**WHAT YOU ARE ASKED TO DO:**
A complete and exact copy of the entries below is the expected result.

**GIVEN RECORDS:**

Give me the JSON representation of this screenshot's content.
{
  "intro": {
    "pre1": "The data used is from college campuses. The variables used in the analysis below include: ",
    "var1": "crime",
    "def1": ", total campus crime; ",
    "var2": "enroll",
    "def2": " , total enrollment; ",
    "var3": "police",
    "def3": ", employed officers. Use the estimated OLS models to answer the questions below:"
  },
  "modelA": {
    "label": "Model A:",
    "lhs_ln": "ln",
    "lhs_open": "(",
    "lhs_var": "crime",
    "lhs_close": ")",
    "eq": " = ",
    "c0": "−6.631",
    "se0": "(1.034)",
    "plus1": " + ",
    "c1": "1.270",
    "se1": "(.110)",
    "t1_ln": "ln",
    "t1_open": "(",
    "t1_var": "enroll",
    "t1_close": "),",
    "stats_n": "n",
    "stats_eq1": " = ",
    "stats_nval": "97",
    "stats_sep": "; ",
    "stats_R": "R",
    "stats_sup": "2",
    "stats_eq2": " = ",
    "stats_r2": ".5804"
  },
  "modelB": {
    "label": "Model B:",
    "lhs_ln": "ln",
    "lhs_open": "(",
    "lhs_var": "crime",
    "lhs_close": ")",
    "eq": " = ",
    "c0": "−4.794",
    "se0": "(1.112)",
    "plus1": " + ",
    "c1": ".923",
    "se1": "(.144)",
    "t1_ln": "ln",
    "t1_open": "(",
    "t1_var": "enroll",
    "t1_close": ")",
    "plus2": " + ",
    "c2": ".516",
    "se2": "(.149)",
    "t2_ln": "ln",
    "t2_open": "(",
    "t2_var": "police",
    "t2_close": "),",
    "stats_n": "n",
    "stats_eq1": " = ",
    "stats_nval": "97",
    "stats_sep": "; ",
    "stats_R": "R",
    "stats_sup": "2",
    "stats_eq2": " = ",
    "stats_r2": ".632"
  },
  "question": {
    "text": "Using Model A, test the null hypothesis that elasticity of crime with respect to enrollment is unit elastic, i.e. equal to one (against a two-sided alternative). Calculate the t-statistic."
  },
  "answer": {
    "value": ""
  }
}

**YOUR RESPONSE:**
Give me the JSON representation of this screenshot's content.
{
  "intro": {
    "pre1": "The data used is from college campuses. The variables used in the analysis below include: ",
    "var1": "crime",
    "def1": ", total campus crime; ",
    "var2": "enroll",
    "def2": " , total enrollment; ",
    "var3": "police",
    "def3": ", employed officers. Use the estimated OLS models to answer the questions below:"
  },
  "modelA": {
    "label": "Model A:",
    "lhs_ln": "ln",
    "lhs_open": "(",
    "lhs_var": "crime",
    "lhs_close": ")",
    "eq": " = ",
    "c0": "−6.631",
    "se0": "(1.034)",
    "plus1": " + ",
    "c1": "1.270",
    "se1": "(.110)",
    "t1_ln": "ln",
    "t1_open": "(",
    "t1_var": "enroll",
    "t1_close": "),",
    "stats_n": "n",
    "stats_eq1": " = ",
    "stats_nval": "97",
    "stats_sep": "; ",
    "stats_R": "R",
    "stats_sup": "2",
    "stats_eq2": " = ",
    "stats_r2": ".5804"
  },
  "modelB": {
    "label": "Model B:",
    "lhs_ln": "ln",
    "lhs_open": "(",
    "lhs_var": "crime",
    "lhs_close": ")",
    "eq": " = ",
    "c0": "−4.794",
    "se0": "(1.112)",
    "plus1": " + ",
    "c1": ".923",
    "se1": "(.144)",
    "t1_ln": "ln",
    "t1_open": "(",
    "t1_var": "enroll",
    "t1_close": ")",
    "plus2": " + ",
    "c2": ".516",
    "se2": "(.149)",
    "t2_ln": "ln",
    "t2_open": "(",
    "t2_var": "police",
    "t2_close": "),",
    "stats_n": "n",
    "stats_eq1": " = ",
    "stats_nval": "97",
    "stats_sep": "; ",
    "stats_R": "R",
    "stats_sup": "2",
    "stats_eq2": " = ",
    "stats_r2": ".632"
  },
  "question": {
    "text": "Using Model A, test the null hypothesis that elasticity of crime with respect to enrollment is unit elastic, i.e. equal to one (against a two-sided alternative). Calculate the t-statistic."
  },
  "answer": {
    "value": ""
  }
}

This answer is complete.